‘But to expect everything to come together is not necessarily the case. I’m not saying this squad doesn’t have aggression. It is a case of bringing it together. Lack of confidence can look like lack of aggression but here we were up against a team who were very aggressive and maybe there were second balls and duels that we were not quite at. I don’t mind saying it. It has to be said for it to be dealt with.’
To be fair, when you’re up against Marco van Basten life isn’t easy. Matheus Nunes was wearing the shirt but it was almost pure van Basten when the singular moment of outstanding quality in this game occurred on 32 minutes. (A critic might quibble that Nunes didn’t hit the ball purely on the volley but let the ball bounce; or that Van Basten’s chance was from a tighter angle. But still, it was reminiscent).
Diego Costa, still waiting for his first Wolves goal, was denied by Kepa soon after as the Blues failed to show much fight
Lampard called for Pierre-Emerick Aubameyang with 22 minutes left but the striker made little difference at the Molineux
A familiar theme preceded it: Chelsea lost the ball in midfield and then failed to clear. And though they couldn’t quite have been expecting what came, it still seemed extraordinary that Nunes had so much time and space to size up his shot on the bounce from the Daniel Podence cross.
Still, what a strike it was. From the edge of the box, you will not see a sweeter connection with the ball nor a more fearsome shot. Kepa barely moved and net didn’t so much as ripple but nearly bust under the power. It was a beautiful moment, all the more appreciated because, up until that point the fare had been so mediocre. Still Julen Lopetegui was having none of the love in. ‘It does not matter if the goal is very beautiful or not,’ he said. Three points apparently was more important than ethereal moments of exquisite beauty.
Set pieces and corners dominated the first half but not in a good way. There were 12 corners in the first half, eight for Wolves, which gives you an idea of the balance of play, even if Chelsea enjoyed more possession. None of these corners produced a notable chance.
Chelsea were better when they came out for the second half. Reece James and Sterling looked as though they might link up down the right.

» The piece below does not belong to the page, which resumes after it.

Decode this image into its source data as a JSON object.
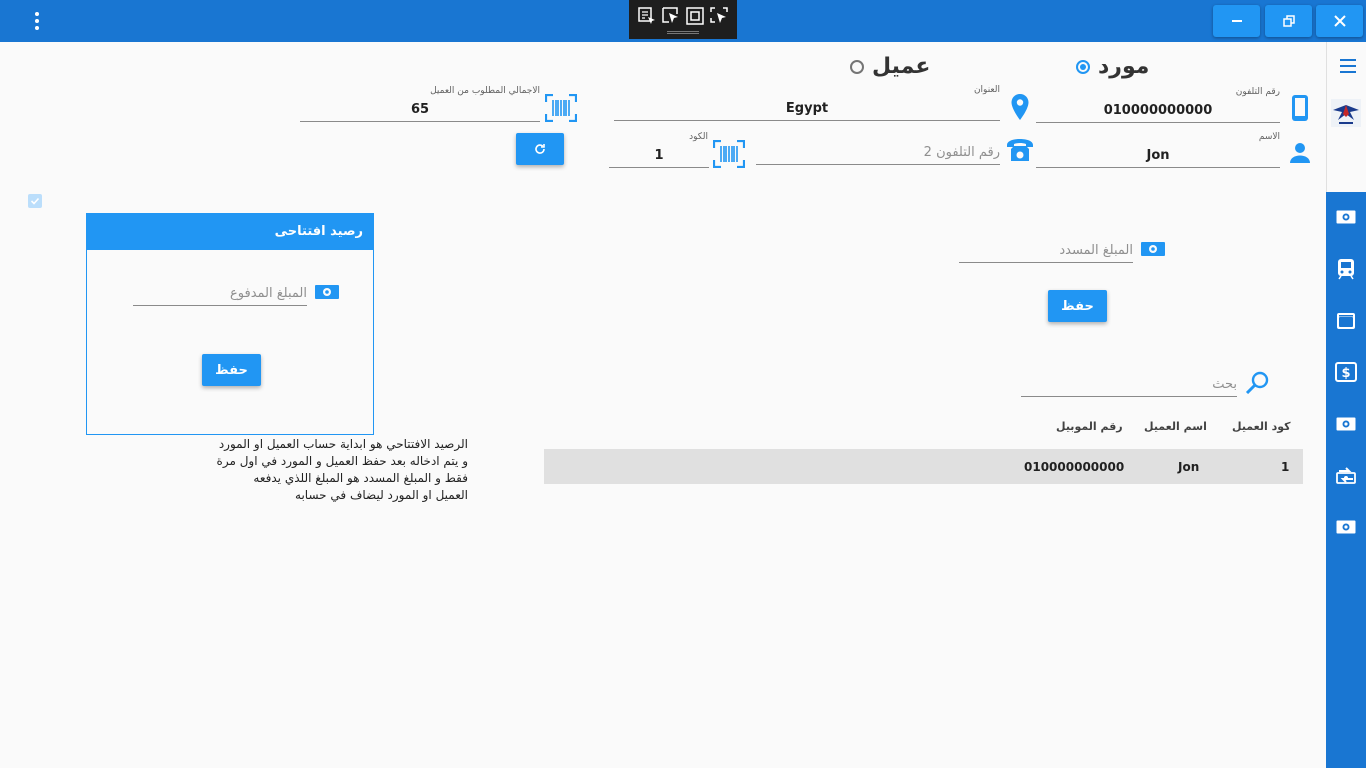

James twice got in behind to deliver crosses but Havertz was nowhere near them. A familiar failing of Lampard’s Chelsea when they were chasing a game was the space they left in behind unprotected. And so it was here. Wolves should have exploited it better when Matheus Cunha burst through on 57 minutes and rolled the ball in for Nunes. But the pass was to slow, Nunes too indecisive and the chance went, as Chelsea gathered ground to converge on their man.
Lampard threw the kitchen sink at it; Christian Pulisic, Ben Chilwell, Mkhailo Mudryk and even Pierre Emerick Aubameyang came on, the latter’s first appearance since then defeat at Spurs in February. None noticeably moved the dial, though Chilwell’s driven cross in injury time at the end was just begging for a forward-thinking player to get on the end of it. Next stop, the Santiago Bernabeu Stadium. You may wish to raise your own quizzical eyebrow at the prospect of that.
Lampard immediately recalled Conor Gallagher and Raheem Sterling but the pair weren’t able to change Chelsea’s fortunes
Todd Boehly would have expected a reaction, or at the least to see Chelsea regroup, but he got another limp performance
Wolves should have exploited it better when Matheus Cunha burst through on 57 minutes and rolled the ball in for Nunes.
But the pass was to slow, Nunes too indecisive and the chance went, as Chelsea gathered ground to converge on their man.
Lampard threw the kitchen sink at it; Christian Pulisic, Ben Chilwell, Mkhailo Mudryk and even Pierre Emerick Aubameyang came on, the latter’s first appearance since then defeat at Spurs in February.
None noticeably moved the dial, though Chilwell’s driven cross in injury time at the end was just begging for a forward thinking player to get on the end of it. Next stop, the Santiago Bernabeu Stadium.